Static air samplers (SAS) are commonly used to monitor workplace conditions, but can underestimate concentrations in air in the breathing zone of a worker. Marshall and Stevens [26] reported that PAS:SAS air concentration ratios can vary from less than 1 up to 50, depending on the nature of the work. Britcher and Strong [27] concluded from their review of monitoring data for Magnox plant workers that intakes assessed from PAS data were about an order of magnitude greater than those implied by SAS data. Nevertheless, if SAS devices are sited appropriately, a comparison of PAS and SAS measurements can be used to define a fixed PAS:SAS air concentration ratio which can be used in the interpretation of SAS measurements for dose assessment purposes.
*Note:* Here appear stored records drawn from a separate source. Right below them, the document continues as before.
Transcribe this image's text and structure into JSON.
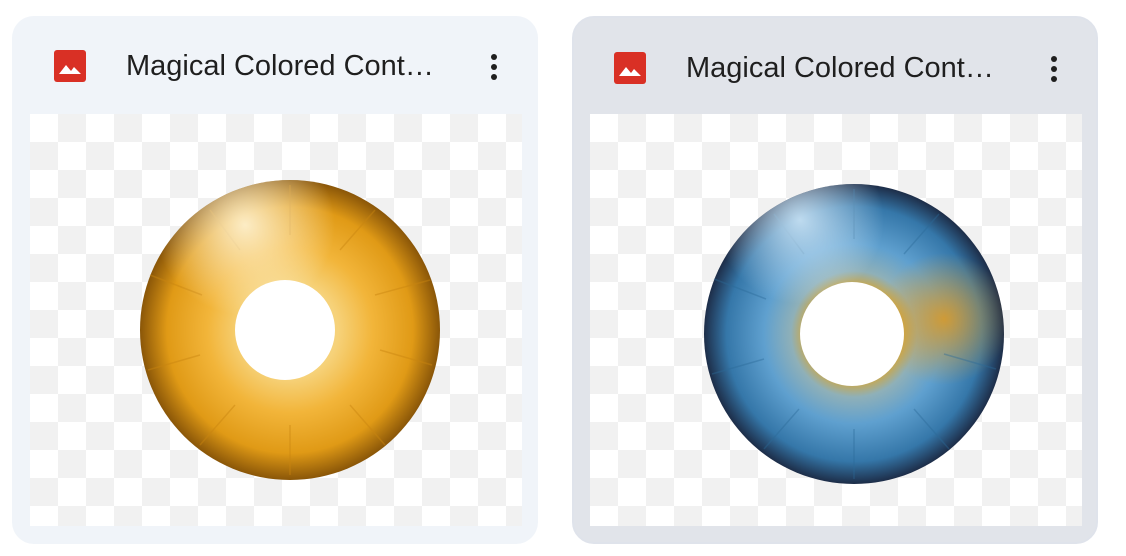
{
  "files": [
    {
      "title": "Magical Colored Cont…",
      "file_type_icon": "image-icon",
      "menu_icon": "more-vert-icon",
      "iris_color": "#e8a21a"
    },
    {
      "title": "Magical Colored Cont…",
      "file_type_icon": "image-icon",
      "menu_icon": "more-vert-icon",
      "iris_color": "#3f86bd"
    }
  ],
  "colors": {
    "card_default_bg": "#f0f4f9",
    "card_hover_bg": "#e1e4ea",
    "image_icon_red": "#d93025"
  }
}
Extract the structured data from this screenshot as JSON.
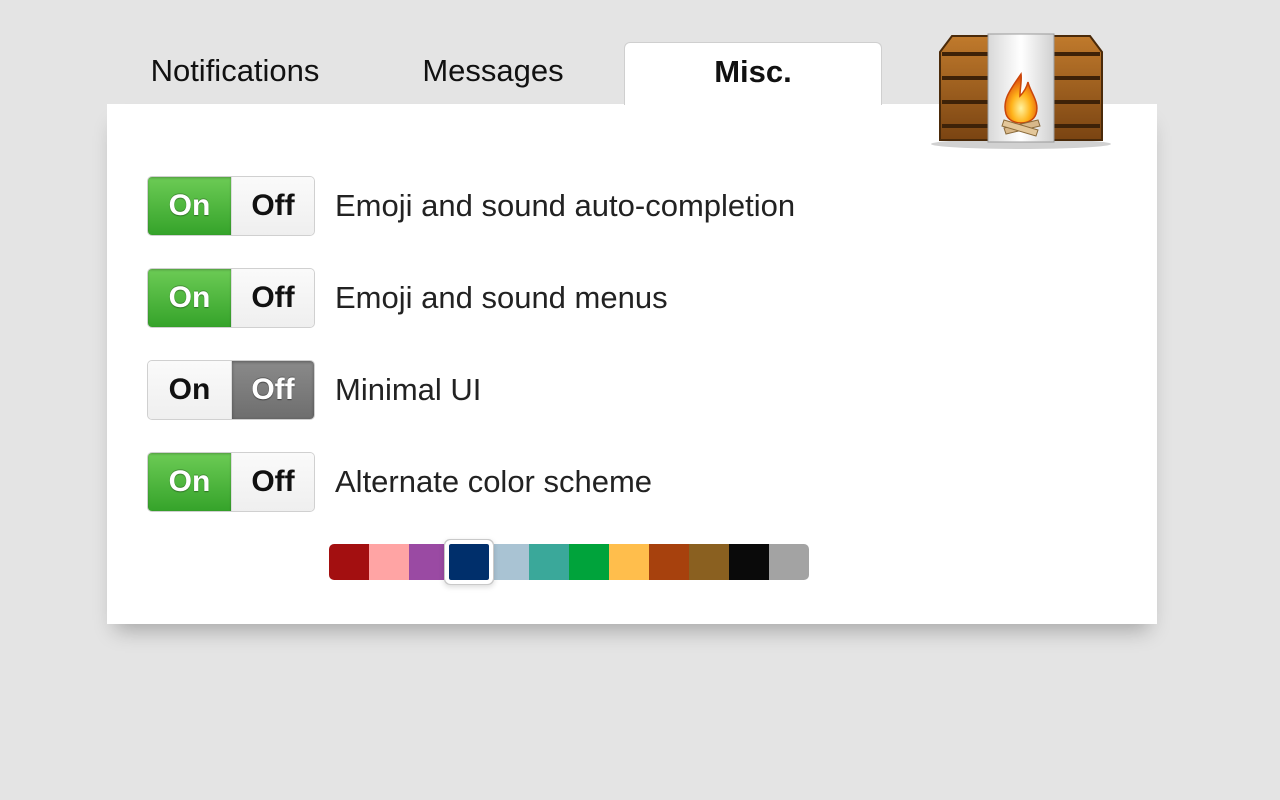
{
  "tabs": [
    {
      "label": "Notifications",
      "active": false
    },
    {
      "label": "Messages",
      "active": false
    },
    {
      "label": "Misc.",
      "active": true
    }
  ],
  "logo_icon": "campfire-logo",
  "settings": [
    {
      "label": "Emoji and sound auto-completion",
      "on_label": "On",
      "off_label": "Off",
      "value": "On"
    },
    {
      "label": "Emoji and sound menus",
      "on_label": "On",
      "off_label": "Off",
      "value": "On"
    },
    {
      "label": "Minimal UI",
      "on_label": "On",
      "off_label": "Off",
      "value": "Off"
    },
    {
      "label": "Alternate color scheme",
      "on_label": "On",
      "off_label": "Off",
      "value": "On"
    }
  ],
  "color_scheme": {
    "selected": "#002f6b",
    "swatches": [
      "#a30f10",
      "#ffa4a4",
      "#9a4aa3",
      "#002f6b",
      "#a9c3d3",
      "#3aa89a",
      "#00a33b",
      "#ffbe4c",
      "#a7410d",
      "#8a6020",
      "#0a0a0a",
      "#a3a3a3"
    ]
  },
  "colors": {
    "on_active": "#3faa31",
    "off_active": "#7a7a7a",
    "background": "#e4e4e4",
    "panel": "#ffffff"
  }
}
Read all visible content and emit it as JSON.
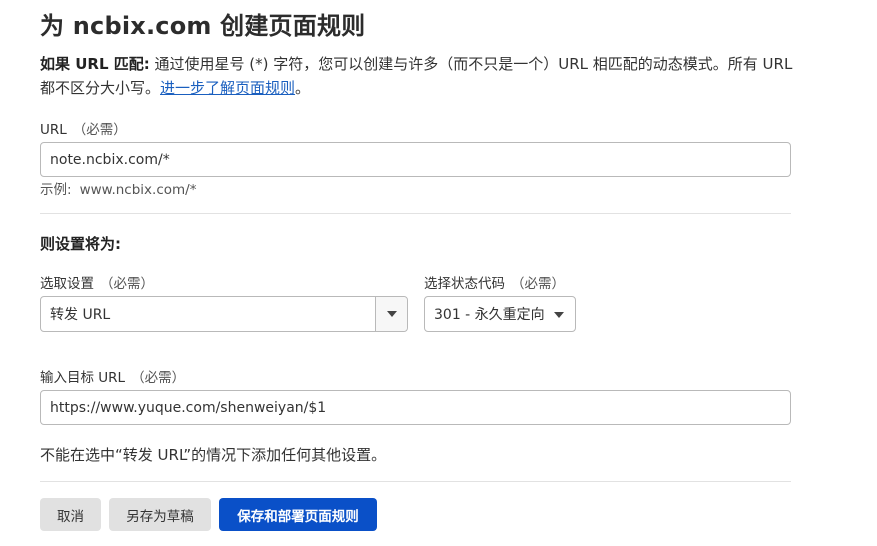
{
  "page": {
    "title": "为 ncbix.com 创建页面规则"
  },
  "description": {
    "lead": "如果 URL 匹配:",
    "body": "通过使用星号 (*) 字符，您可以创建与许多（而不只是一个）URL 相匹配的动态模式。所有 URL 都不区分大小写。",
    "link": "进一步了解页面规则",
    "tail": "。"
  },
  "url_field": {
    "label": "URL",
    "required": "（必需）",
    "value": "note.ncbix.com/*",
    "hint_prefix": "示例:",
    "hint_value": "www.ncbix.com/*"
  },
  "settings": {
    "section_title": "则设置将为:",
    "setting_select": {
      "label": "选取设置",
      "required": "（必需）",
      "value": "转发 URL"
    },
    "status_select": {
      "label": "选择状态代码",
      "required": "（必需）",
      "value": "301 - 永久重定向"
    },
    "target_field": {
      "label": "输入目标 URL",
      "required": "（必需）",
      "value": "https://www.yuque.com/shenweiyan/$1"
    },
    "note": "不能在选中“转发 URL”的情况下添加任何其他设置。"
  },
  "actions": {
    "cancel": "取消",
    "save_draft": "另存为草稿",
    "save_deploy": "保存和部署页面规则"
  },
  "colors": {
    "primary": "#0a50c8",
    "link": "#1a5fbf",
    "secondary_button": "#e1e1e1"
  }
}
It should, however, be recognised that the use of SAS is a relatively indirect method for assessing doses, and use of the results to estimate individual dose requires a careful assessment of exposure conditions and working practices. Apart from their potential use for dose estimation, SAS devices can also provide useful information on radionuclide composition, and on particle size if used with a size analyser such as a cascade impactor.

 

Overall the use of PASs and SASs can be an important part of a comprehensive workplace monitoring programme and is able to provide an early indication of risk of exposure., However, experience of the use of PASs and SASs indicates that body activity measurements and/or excreta analysis are to be preferred for the assessment of individual intakes of airborne radionuclides and doses.